--- START ---
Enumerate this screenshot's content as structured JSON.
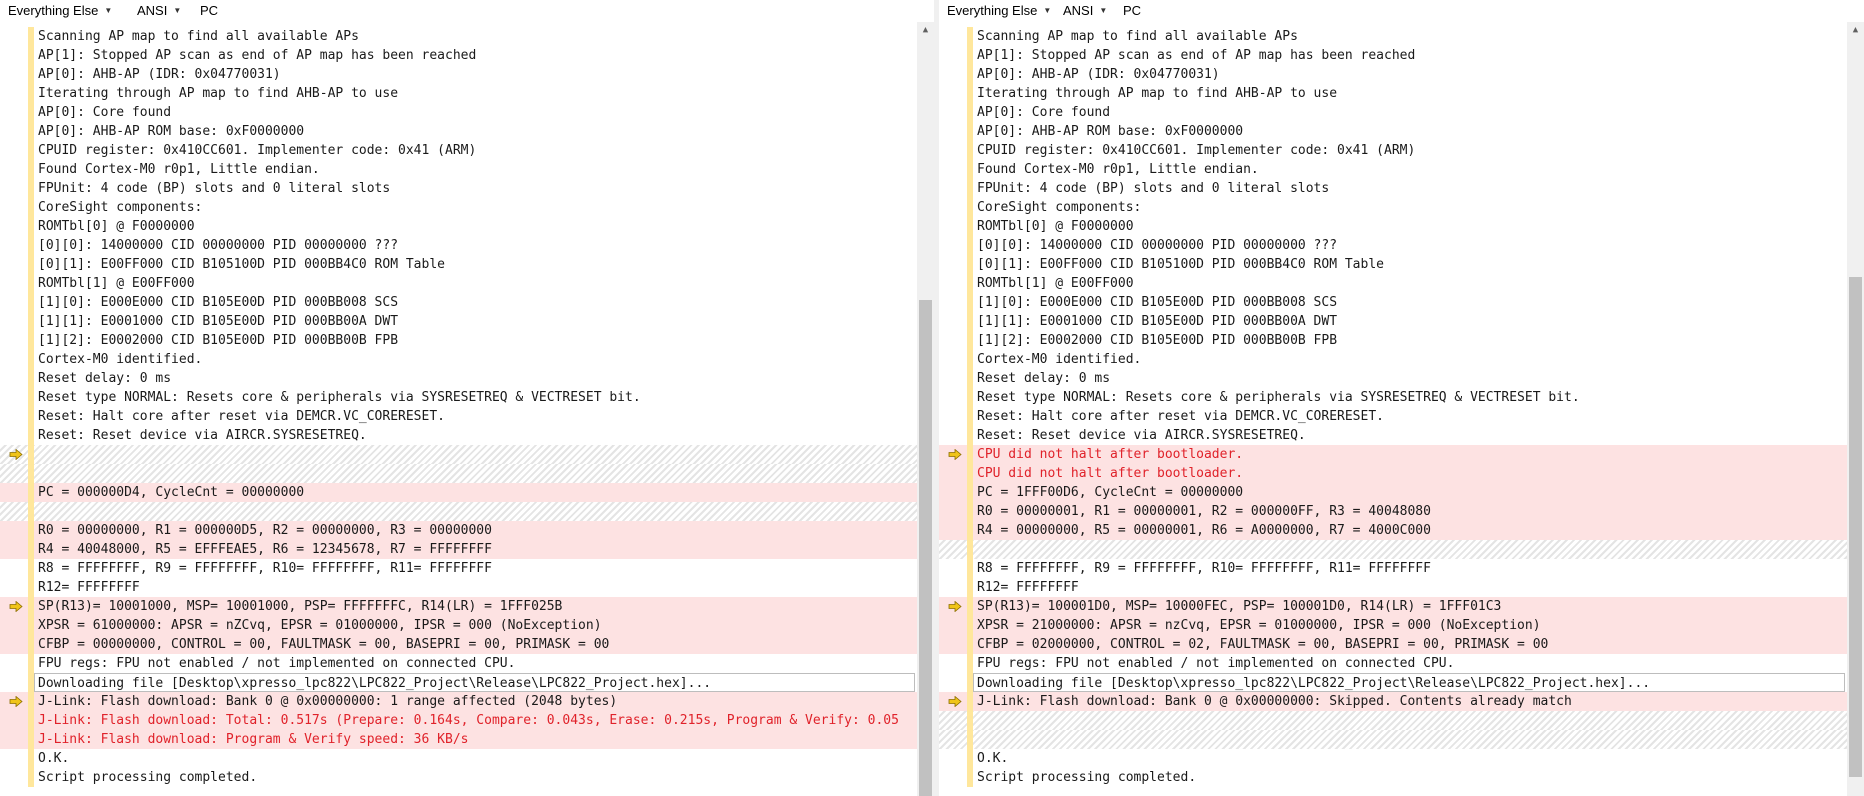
{
  "toolbar": {
    "items": [
      {
        "label": "Everything Else"
      },
      {
        "label": "ANSI"
      },
      {
        "label": "PC"
      }
    ]
  },
  "colors": {
    "marker": "#f0c419",
    "changed_bg": "#fde2e2",
    "changed_text": "#e0222a",
    "gutter_bar": "#ffe79c"
  },
  "left": {
    "lines": [
      {
        "t": "Scanning AP map to find all available APs"
      },
      {
        "t": "AP[1]: Stopped AP scan as end of AP map has been reached"
      },
      {
        "t": "AP[0]: AHB-AP (IDR: 0x04770031)"
      },
      {
        "t": "Iterating through AP map to find AHB-AP to use"
      },
      {
        "t": "AP[0]: Core found"
      },
      {
        "t": "AP[0]: AHB-AP ROM base: 0xF0000000"
      },
      {
        "t": "CPUID register: 0x410CC601. Implementer code: 0x41 (ARM)"
      },
      {
        "t": "Found Cortex-M0 r0p1, Little endian."
      },
      {
        "t": "FPUnit: 4 code (BP) slots and 0 literal slots"
      },
      {
        "t": "CoreSight components:"
      },
      {
        "t": "ROMTbl[0] @ F0000000"
      },
      {
        "t": "[0][0]: 14000000 CID 00000000 PID 00000000 ???"
      },
      {
        "t": "[0][1]: E00FF000 CID B105100D PID 000BB4C0 ROM Table"
      },
      {
        "t": "ROMTbl[1] @ E00FF000"
      },
      {
        "t": "[1][0]: E000E000 CID B105E00D PID 000BB008 SCS"
      },
      {
        "t": "[1][1]: E0001000 CID B105E00D PID 000BB00A DWT"
      },
      {
        "t": "[1][2]: E0002000 CID B105E00D PID 000BB00B FPB"
      },
      {
        "t": "Cortex-M0 identified."
      },
      {
        "t": "Reset delay: 0 ms"
      },
      {
        "t": "Reset type NORMAL: Resets core & peripherals via SYSRESETREQ & VECTRESET bit."
      },
      {
        "t": "Reset: Halt core after reset via DEMCR.VC_CORERESET."
      },
      {
        "t": "Reset: Reset device via AIRCR.SYSRESETREQ."
      },
      {
        "t": "",
        "kind": "hatched",
        "marker": true
      },
      {
        "t": "",
        "kind": "hatched"
      },
      {
        "t": "PC = 000000D4, CycleCnt = 00000000",
        "kind": "changed"
      },
      {
        "t": "",
        "kind": "hatched"
      },
      {
        "t": "R0 = 00000000, R1 = 000000D5, R2 = 00000000, R3 = 00000000",
        "kind": "changed"
      },
      {
        "t": "R4 = 40048000, R5 = EFFFEAE5, R6 = 12345678, R7 = FFFFFFFF",
        "kind": "changed"
      },
      {
        "t": "R8 = FFFFFFFF, R9 = FFFFFFFF, R10= FFFFFFFF, R11= FFFFFFFF"
      },
      {
        "t": "R12= FFFFFFFF"
      },
      {
        "t": "SP(R13)= 10001000, MSP= 10001000, PSP= FFFFFFFC, R14(LR) = 1FFF025B",
        "kind": "changed",
        "marker": true
      },
      {
        "t": "XPSR = 61000000: APSR = nZCvq, EPSR = 01000000, IPSR = 000 (NoException)",
        "kind": "changed"
      },
      {
        "t": "CFBP = 00000000, CONTROL = 00, FAULTMASK = 00, BASEPRI = 00, PRIMASK = 00",
        "kind": "changed"
      },
      {
        "t": "FPU regs: FPU not enabled / not implemented on connected CPU."
      },
      {
        "t": "Downloading file [Desktop\\xpresso_lpc822\\LPC822_Project\\Release\\LPC822_Project.hex]...",
        "kind": "box"
      },
      {
        "t": "J-Link: Flash download: Bank 0 @ 0x00000000: 1 range affected (2048 bytes)",
        "kind": "changed",
        "marker": true
      },
      {
        "t": "J-Link: Flash download: Total: 0.517s (Prepare: 0.164s, Compare: 0.043s, Erase: 0.215s, Program & Verify: 0.05",
        "kind": "changed",
        "red": true
      },
      {
        "t": "J-Link: Flash download: Program & Verify speed: 36 KB/s",
        "kind": "changed",
        "red": true
      },
      {
        "t": "O.K."
      },
      {
        "t": "Script processing completed."
      }
    ]
  },
  "right": {
    "lines": [
      {
        "t": "Scanning AP map to find all available APs"
      },
      {
        "t": "AP[1]: Stopped AP scan as end of AP map has been reached"
      },
      {
        "t": "AP[0]: AHB-AP (IDR: 0x04770031)"
      },
      {
        "t": "Iterating through AP map to find AHB-AP to use"
      },
      {
        "t": "AP[0]: Core found"
      },
      {
        "t": "AP[0]: AHB-AP ROM base: 0xF0000000"
      },
      {
        "t": "CPUID register: 0x410CC601. Implementer code: 0x41 (ARM)"
      },
      {
        "t": "Found Cortex-M0 r0p1, Little endian."
      },
      {
        "t": "FPUnit: 4 code (BP) slots and 0 literal slots"
      },
      {
        "t": "CoreSight components:"
      },
      {
        "t": "ROMTbl[0] @ F0000000"
      },
      {
        "t": "[0][0]: 14000000 CID 00000000 PID 00000000 ???"
      },
      {
        "t": "[0][1]: E00FF000 CID B105100D PID 000BB4C0 ROM Table"
      },
      {
        "t": "ROMTbl[1] @ E00FF000"
      },
      {
        "t": "[1][0]: E000E000 CID B105E00D PID 000BB008 SCS"
      },
      {
        "t": "[1][1]: E0001000 CID B105E00D PID 000BB00A DWT"
      },
      {
        "t": "[1][2]: E0002000 CID B105E00D PID 000BB00B FPB"
      },
      {
        "t": "Cortex-M0 identified."
      },
      {
        "t": "Reset delay: 0 ms"
      },
      {
        "t": "Reset type NORMAL: Resets core & peripherals via SYSRESETREQ & VECTRESET bit."
      },
      {
        "t": "Reset: Halt core after reset via DEMCR.VC_CORERESET."
      },
      {
        "t": "Reset: Reset device via AIRCR.SYSRESETREQ."
      },
      {
        "t": "CPU did not halt after bootloader.",
        "kind": "changed",
        "red": true,
        "marker": true
      },
      {
        "t": "CPU did not halt after bootloader.",
        "kind": "changed",
        "red": true
      },
      {
        "t": "PC = 1FFF00D6, CycleCnt = 00000000",
        "kind": "changed"
      },
      {
        "t": "R0 = 00000001, R1 = 00000001, R2 = 000000FF, R3 = 40048080",
        "kind": "changed"
      },
      {
        "t": "R4 = 00000000, R5 = 00000001, R6 = A0000000, R7 = 4000C000",
        "kind": "changed"
      },
      {
        "t": "",
        "kind": "hatched"
      },
      {
        "t": "R8 = FFFFFFFF, R9 = FFFFFFFF, R10= FFFFFFFF, R11= FFFFFFFF"
      },
      {
        "t": "R12= FFFFFFFF"
      },
      {
        "t": "SP(R13)= 100001D0, MSP= 10000FEC, PSP= 100001D0, R14(LR) = 1FFF01C3",
        "kind": "changed",
        "marker": true
      },
      {
        "t": "XPSR = 21000000: APSR = nzCvq, EPSR = 01000000, IPSR = 000 (NoException)",
        "kind": "changed"
      },
      {
        "t": "CFBP = 02000000, CONTROL = 02, FAULTMASK = 00, BASEPRI = 00, PRIMASK = 00",
        "kind": "changed"
      },
      {
        "t": "FPU regs: FPU not enabled / not implemented on connected CPU."
      },
      {
        "t": "Downloading file [Desktop\\xpresso_lpc822\\LPC822_Project\\Release\\LPC822_Project.hex]...",
        "kind": "box"
      },
      {
        "t": "J-Link: Flash download: Bank 0 @ 0x00000000: Skipped. Contents already match",
        "kind": "changed",
        "marker": true
      },
      {
        "t": "",
        "kind": "hatched"
      },
      {
        "t": "",
        "kind": "hatched"
      },
      {
        "t": "O.K."
      },
      {
        "t": "Script processing completed."
      }
    ]
  }
}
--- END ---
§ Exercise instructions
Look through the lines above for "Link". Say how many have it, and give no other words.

§ Solved exercise
4